This is my first proper electronics project. I had just learnt to make printed circuit boards, I had just started learning about 3D printing, and I hadn’t had much experience with AVR’s either.
Making the circuit board was most fun. We made two double-sided PCBs which we stacked one on top of the other. One of them had the AVR and the other had two L293Ds to drive the motors.
3D printing caused many problems. The initial chassis I had designed for the robot in FreeCAD was very large. It would have taken 6+ hours to print. But because of intermittent power-cuts we’d been having, I didn’t get to print it at all. I spent the last few days preceding the exhibition in the Robotics Club room watching the chassis being printed, and praying for a. the power to stay and b. the filament to not run out.
My prayers didn’t work. The power kept cutting and eventually the filament ran out. It’d have been too late if we waited for another roll to ship. So in the end, Bhuban came up with the idea of using the half-made bodies of the robot to build a makeshift body for the bot. It’s amazing what he was able to do with the parts.

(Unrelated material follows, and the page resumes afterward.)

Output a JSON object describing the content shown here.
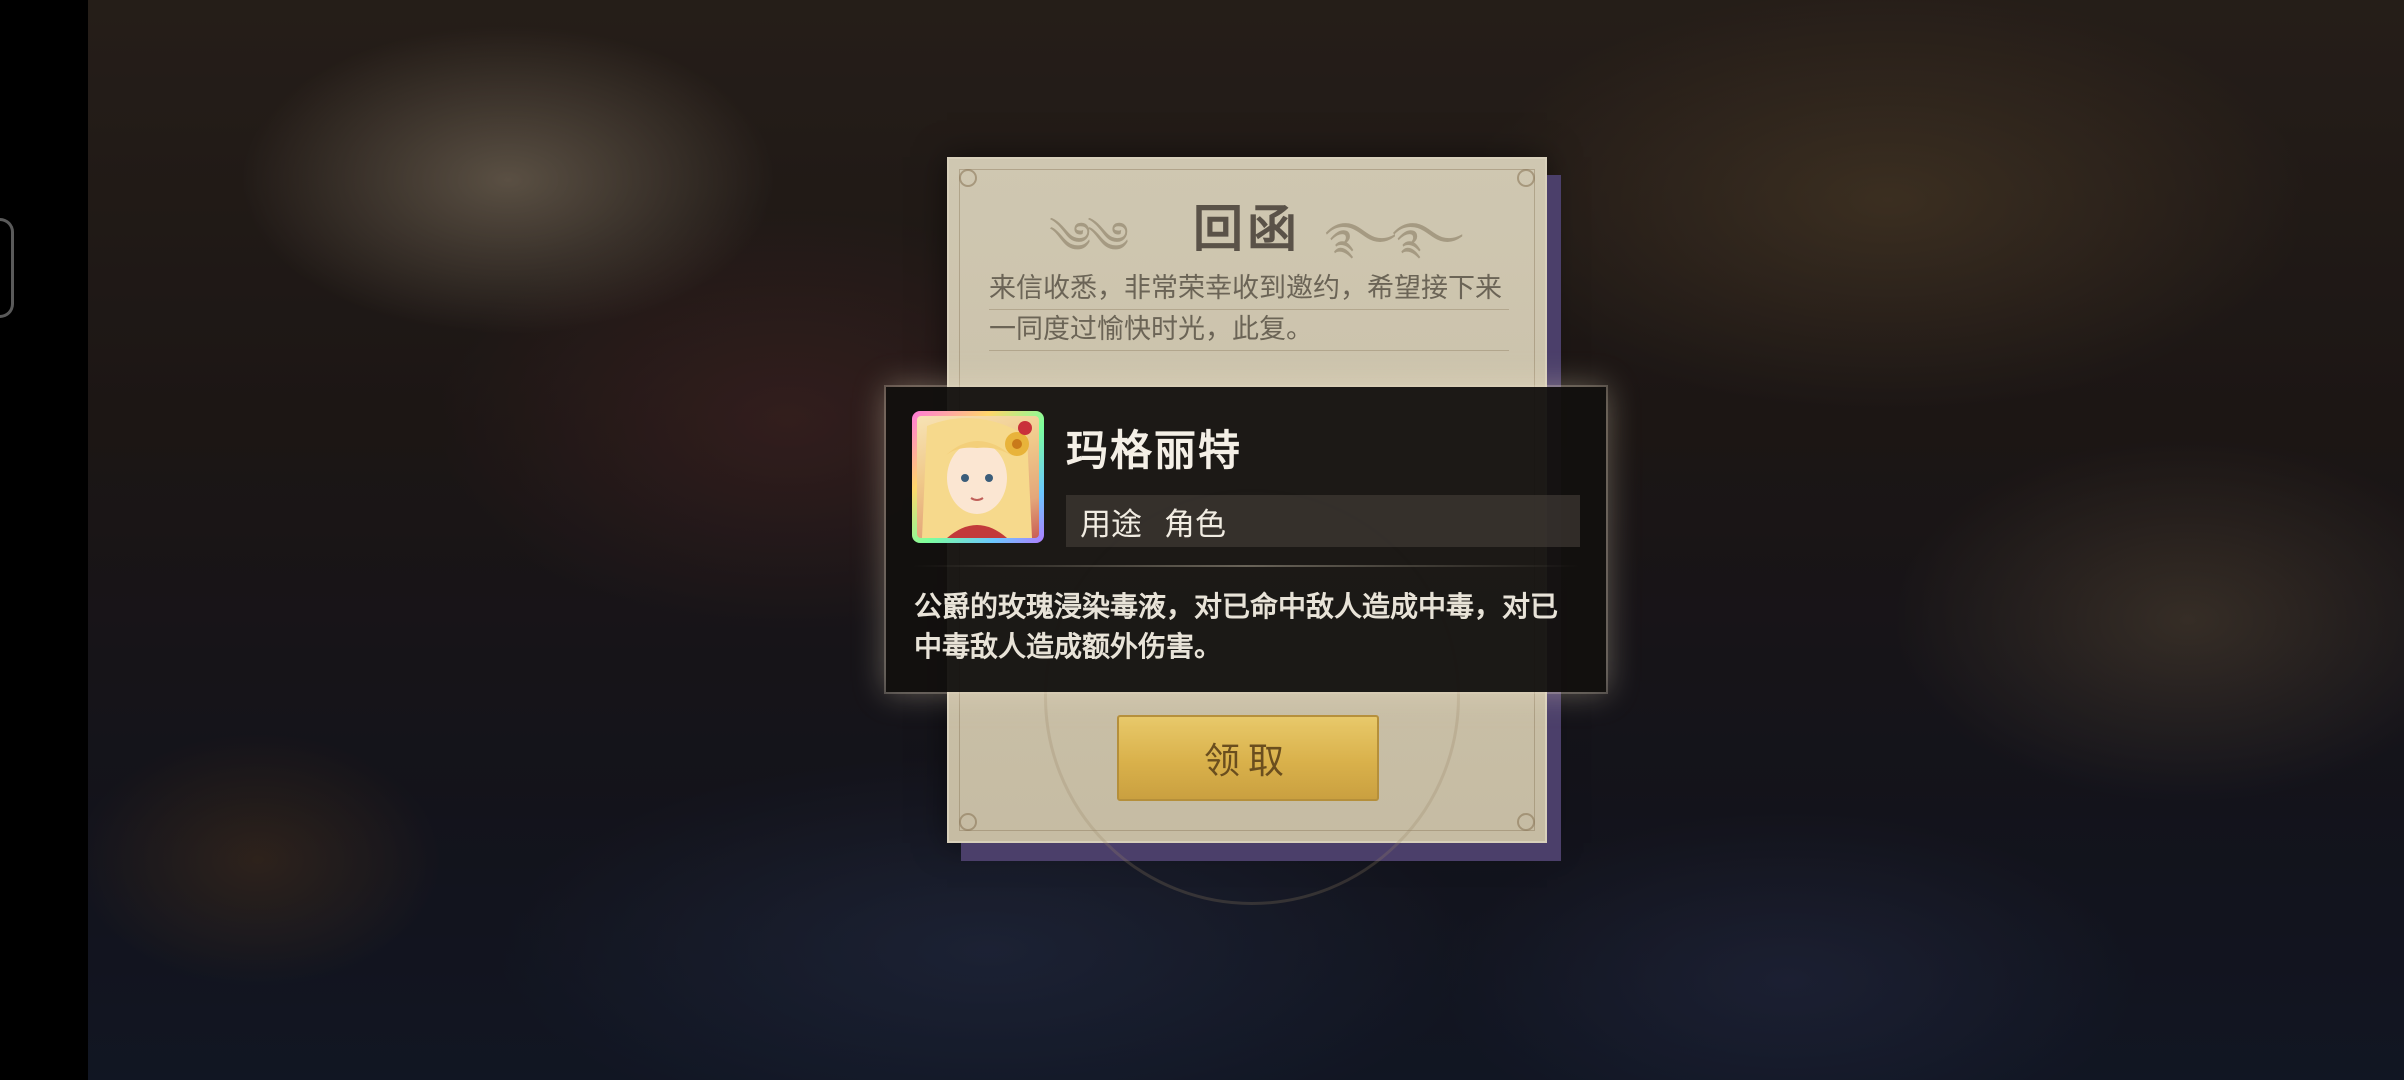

Power supply was another issue. We didn’t have time to wait for the shipping of boost-buck regulators. So we bought some mobile phone batteries, wired them together with LM7805s and used two to power the AVR and other two to power the motors and motor drivers. We ended up with a relatively robust power system, and the circuits were functioning fine. But because we didn’t have time to loop tune the PID, the robot was never quite able to balance itself. Oh well, we tried.